### Assignment
Search the data for the word "heading" and copy every line where it occurs.

### Element data from apps and pages
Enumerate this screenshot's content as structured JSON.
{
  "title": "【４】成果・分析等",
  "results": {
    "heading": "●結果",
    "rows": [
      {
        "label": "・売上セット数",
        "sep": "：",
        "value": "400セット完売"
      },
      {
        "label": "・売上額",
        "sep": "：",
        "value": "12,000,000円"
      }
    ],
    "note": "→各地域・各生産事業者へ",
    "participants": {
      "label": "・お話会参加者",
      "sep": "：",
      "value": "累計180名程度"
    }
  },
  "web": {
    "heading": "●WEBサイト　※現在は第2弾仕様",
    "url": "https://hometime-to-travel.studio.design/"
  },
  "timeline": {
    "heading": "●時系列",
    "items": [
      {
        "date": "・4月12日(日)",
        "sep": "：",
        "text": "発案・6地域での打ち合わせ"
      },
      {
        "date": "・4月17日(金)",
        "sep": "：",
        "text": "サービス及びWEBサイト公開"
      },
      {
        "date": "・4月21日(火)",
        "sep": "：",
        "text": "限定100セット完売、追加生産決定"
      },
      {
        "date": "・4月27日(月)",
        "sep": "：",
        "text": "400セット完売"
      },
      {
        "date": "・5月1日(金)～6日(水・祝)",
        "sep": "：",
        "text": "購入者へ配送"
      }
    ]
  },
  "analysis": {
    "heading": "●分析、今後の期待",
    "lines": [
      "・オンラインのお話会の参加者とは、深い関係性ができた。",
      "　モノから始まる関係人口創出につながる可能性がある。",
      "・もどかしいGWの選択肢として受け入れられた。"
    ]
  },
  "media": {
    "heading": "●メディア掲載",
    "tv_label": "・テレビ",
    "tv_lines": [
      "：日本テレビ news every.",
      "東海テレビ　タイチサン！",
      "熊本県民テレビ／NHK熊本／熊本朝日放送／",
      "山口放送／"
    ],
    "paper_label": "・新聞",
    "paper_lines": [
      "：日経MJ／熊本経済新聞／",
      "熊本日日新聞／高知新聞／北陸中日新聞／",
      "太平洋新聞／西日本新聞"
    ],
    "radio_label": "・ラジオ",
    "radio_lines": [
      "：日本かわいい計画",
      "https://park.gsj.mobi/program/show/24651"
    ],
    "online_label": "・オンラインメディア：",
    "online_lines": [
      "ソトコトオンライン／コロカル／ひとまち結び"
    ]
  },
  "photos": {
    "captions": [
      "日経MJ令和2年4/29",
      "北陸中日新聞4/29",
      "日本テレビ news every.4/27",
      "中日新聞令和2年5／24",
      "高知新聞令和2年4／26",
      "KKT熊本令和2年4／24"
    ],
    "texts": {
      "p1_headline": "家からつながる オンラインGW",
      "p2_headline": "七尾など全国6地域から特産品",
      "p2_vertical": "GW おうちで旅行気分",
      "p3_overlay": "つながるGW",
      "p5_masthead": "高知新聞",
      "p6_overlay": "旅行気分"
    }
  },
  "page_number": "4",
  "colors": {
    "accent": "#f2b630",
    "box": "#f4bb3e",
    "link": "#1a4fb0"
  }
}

### Reply
    "heading": "●結果",
    "heading": "●WEBサイト　※現在は第2弾仕様",
    "heading": "●時系列",
    "heading": "●分析、今後の期待",
    "heading": "●メディア掲載",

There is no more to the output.